This implies that the designer’s task is to limit the virtually unlimited combinational space in order to create order from disorder. After all, like the infinite hexagonal rooms in the Library of Babel postulated by Jorge Luis Borges 12 , most of the (re)combinations of design elements will have little or no value. To some extent, the designer will create these design elements himself, while others will be added by the co-designer. The recombination of the elements will also take the form of an interaction between the possible paths within the design space on the one hand, and the choices of the co-designer on the other. Of course, data mining and profiling algorithms will also play a role by suggesting or autonomously adding design elements (depending on the metadesign). You might ask yourselves what makes the metadesign presented here essentially different from forms of mass customization that already exist, for example on the Nike website. The answer is that mass customization is part of the project of metadesign, but only part. In the main article I referred to the three dimensions of open design.
In the case of mass customization, as with Nike, the aspect related to openness only exists in the output dimension, and even there the openness is rather limited: a customer can choose from a small range of available colours. It would naturally be impossible to offer a detailed blueprint or road map for exactly what metadesigns will look like; this discussion is merely my reflections on the topic – or perhaps my considerations of a development yet to come. Creating them will be the task of the meta-designers of the future.
Some time ago, Kevin Kelly published an article called ‘Better Than Free’ 13 which advocated a new business model, based on free copies in almost every domain – from music, books and films to your DNA – which should be supplemented by added value. He lists eight ‘generative values’ that might enhance the value of the free copies, and for which people will be prepared to pay: immediacy, personalization, interpretation, authenticity, accessibility, embodiment, patronage, and findability. I think we should add one more value: designability. It is my belief that this value will encompass all the others, presenting a great challenge for the meta-designer.

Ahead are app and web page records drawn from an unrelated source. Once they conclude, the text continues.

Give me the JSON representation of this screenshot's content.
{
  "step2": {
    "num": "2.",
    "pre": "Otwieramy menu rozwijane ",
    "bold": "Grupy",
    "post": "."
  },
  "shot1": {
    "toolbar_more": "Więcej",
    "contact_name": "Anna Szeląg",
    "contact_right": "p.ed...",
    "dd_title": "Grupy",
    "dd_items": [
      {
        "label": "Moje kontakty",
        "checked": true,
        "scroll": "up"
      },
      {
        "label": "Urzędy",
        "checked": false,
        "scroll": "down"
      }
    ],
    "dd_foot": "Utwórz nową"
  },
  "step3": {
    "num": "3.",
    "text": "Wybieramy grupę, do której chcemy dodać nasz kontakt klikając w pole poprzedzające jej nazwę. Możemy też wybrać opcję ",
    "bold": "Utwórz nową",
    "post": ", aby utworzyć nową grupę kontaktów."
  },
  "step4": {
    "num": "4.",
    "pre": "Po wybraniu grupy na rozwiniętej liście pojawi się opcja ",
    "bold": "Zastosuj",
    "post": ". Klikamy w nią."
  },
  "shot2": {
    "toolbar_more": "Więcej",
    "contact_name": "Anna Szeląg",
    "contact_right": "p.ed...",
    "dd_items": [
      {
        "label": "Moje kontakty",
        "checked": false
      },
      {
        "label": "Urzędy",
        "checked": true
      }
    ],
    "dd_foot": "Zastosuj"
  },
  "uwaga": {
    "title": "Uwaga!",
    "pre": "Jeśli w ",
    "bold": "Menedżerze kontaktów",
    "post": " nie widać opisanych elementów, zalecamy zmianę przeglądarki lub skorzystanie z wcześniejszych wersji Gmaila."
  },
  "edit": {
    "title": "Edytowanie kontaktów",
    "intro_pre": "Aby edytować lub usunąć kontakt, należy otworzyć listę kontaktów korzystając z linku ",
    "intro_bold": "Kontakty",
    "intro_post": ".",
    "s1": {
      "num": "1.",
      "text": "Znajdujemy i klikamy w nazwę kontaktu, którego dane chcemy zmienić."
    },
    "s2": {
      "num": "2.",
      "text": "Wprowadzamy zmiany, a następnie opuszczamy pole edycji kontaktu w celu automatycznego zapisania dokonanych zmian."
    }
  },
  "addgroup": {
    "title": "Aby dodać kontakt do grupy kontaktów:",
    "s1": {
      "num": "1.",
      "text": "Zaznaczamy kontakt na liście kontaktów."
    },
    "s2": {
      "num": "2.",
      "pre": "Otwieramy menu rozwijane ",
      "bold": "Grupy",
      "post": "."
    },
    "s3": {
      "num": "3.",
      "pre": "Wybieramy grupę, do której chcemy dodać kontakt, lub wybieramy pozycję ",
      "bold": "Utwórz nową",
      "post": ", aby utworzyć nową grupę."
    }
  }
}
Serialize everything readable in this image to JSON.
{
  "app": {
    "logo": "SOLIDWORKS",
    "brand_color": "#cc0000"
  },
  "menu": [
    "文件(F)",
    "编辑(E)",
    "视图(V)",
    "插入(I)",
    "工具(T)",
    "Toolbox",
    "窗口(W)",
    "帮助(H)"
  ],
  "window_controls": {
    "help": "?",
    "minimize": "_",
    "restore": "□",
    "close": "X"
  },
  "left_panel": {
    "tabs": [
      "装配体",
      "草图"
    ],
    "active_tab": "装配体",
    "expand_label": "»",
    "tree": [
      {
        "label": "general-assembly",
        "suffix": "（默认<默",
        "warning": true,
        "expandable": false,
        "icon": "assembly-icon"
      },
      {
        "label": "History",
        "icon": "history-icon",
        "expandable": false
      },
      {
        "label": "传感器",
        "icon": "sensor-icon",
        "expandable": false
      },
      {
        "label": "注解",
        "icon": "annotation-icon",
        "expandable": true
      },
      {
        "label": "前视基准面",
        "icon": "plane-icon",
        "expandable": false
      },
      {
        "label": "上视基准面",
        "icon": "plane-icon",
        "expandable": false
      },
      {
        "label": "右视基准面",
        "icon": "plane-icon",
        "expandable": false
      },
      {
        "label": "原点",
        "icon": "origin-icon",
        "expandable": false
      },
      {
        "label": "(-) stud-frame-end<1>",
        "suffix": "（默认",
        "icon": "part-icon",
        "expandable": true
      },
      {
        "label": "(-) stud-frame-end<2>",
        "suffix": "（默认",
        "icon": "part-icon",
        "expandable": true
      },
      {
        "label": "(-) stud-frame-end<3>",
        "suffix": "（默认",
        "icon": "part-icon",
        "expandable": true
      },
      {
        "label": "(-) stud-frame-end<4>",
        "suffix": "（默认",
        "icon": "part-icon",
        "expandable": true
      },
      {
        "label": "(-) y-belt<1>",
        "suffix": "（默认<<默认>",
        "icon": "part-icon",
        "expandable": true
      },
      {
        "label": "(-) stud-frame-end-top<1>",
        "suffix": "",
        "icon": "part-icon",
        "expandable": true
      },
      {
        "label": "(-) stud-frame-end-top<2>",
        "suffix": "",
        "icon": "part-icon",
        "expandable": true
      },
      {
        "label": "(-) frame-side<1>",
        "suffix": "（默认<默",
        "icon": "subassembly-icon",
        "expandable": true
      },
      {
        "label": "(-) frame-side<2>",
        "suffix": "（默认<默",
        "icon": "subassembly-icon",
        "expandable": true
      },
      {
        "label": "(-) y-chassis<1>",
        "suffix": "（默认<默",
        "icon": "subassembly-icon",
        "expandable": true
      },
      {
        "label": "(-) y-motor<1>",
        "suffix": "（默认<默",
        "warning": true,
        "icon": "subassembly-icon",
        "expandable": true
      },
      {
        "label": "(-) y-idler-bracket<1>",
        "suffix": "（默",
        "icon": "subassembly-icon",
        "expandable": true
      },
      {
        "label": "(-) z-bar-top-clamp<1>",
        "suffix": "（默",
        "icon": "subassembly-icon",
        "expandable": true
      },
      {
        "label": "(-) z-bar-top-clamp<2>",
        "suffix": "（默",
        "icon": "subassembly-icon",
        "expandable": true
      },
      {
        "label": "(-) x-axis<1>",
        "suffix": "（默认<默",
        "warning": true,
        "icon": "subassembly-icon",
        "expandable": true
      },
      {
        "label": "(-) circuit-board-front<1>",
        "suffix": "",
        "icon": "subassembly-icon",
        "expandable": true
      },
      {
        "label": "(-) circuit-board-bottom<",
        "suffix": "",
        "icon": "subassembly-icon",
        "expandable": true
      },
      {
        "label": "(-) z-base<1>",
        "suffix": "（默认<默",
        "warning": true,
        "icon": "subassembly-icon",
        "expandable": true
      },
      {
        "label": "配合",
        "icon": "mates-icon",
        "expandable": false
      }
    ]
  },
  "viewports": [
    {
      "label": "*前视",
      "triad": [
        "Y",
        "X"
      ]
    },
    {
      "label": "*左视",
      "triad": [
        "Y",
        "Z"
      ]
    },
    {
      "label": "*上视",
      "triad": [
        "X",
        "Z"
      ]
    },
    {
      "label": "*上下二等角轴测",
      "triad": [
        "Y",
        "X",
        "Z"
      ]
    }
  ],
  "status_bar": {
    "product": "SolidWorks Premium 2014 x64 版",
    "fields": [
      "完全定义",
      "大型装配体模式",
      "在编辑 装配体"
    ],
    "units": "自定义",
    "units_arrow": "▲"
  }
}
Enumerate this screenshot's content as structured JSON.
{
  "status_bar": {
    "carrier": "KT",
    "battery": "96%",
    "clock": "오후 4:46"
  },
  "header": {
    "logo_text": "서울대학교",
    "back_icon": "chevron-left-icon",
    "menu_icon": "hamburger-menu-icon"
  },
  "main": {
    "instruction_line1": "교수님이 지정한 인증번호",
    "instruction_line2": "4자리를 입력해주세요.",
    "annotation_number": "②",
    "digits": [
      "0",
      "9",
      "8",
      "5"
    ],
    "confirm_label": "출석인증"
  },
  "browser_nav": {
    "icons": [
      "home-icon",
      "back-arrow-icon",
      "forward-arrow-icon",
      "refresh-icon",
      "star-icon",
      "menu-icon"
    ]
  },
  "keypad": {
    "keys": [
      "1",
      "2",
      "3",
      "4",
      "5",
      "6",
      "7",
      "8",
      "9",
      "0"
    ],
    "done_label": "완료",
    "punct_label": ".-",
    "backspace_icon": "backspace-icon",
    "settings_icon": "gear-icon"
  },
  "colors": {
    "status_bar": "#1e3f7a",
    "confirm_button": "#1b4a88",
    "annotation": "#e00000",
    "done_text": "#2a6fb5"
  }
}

- link: http://www.picnicnetwork.org/program/sessions/redesigning-design.html , accessed on 16 January 2011. ↩
- In this article, for brevity’s sake, I use the term ‘open design’ as a catch-all to cover open source design, downloadable design and distributed design. ↩
- Plessner, H, ‘Die Stufen des Organischen und der Mensch. Einleitung in die Philosophische Anthropologie’, in Gesammelte Schriften, Vol. IV. Frankfurt: Suhrkamp, 1975 (1928), p. 310. ↩
- link: en.wikipedia.org/wiki/Openness , accessed on 16 January 2011. ↩
- link: http://opendino.wordpress.com ↩
- Oosterling, H, ‘Dasein as Design’. Premsela Lecture 2009, p. 15. Available online at www.premsela.org/sbeos/doc/file.php?nid=1673 , accessed 16 January 2011. ↩
- Available online at www.we-magazine.net/we-volume-02/the-emergence-of-open-design-and-open-manufacturing/ , accessed 16 January 2011. ↩
- Lanier, J, You Are Not a Gadget. Knopf, 2010. More information at www.jaronlanier.com/gadgetwebresources.html . ↩
- Lanier, J, ‘One-Half of a Manifesto’, on the Edge Foundation’s forum. Available online at www.edge.org/3rd_culture/lanier/lanier_p1.html , accessed 16 January 2011. ↩
- Maslow, A, The Psychology of Science: A Reconnaissance. 1966, 2002. Available online at books.google.com/books?id=3_40fK8PW6QC , accessed 16 January 2011. ↩
- Manovich, L, The Language of New Media. MIT Press: Boston, 2002, p. 82. Available online at books.google.com/books?id=7m1GhPKuN3cC , accessed 17 January 2011. ↩
- Borges, L, ‘The Library of Babel’, reprinted in The Total Library: Non-Fiction 1922-1986. The Penguin Press, London, 2000, p. 214-216. Translated by Eliot Weinberger. ↩
- Kelly, K, Better Than Free, 2008. Available online at www.kk.org/thetechnium/archives/2008/01/better_than_fre.php , accessed on 16 January 2011. ↩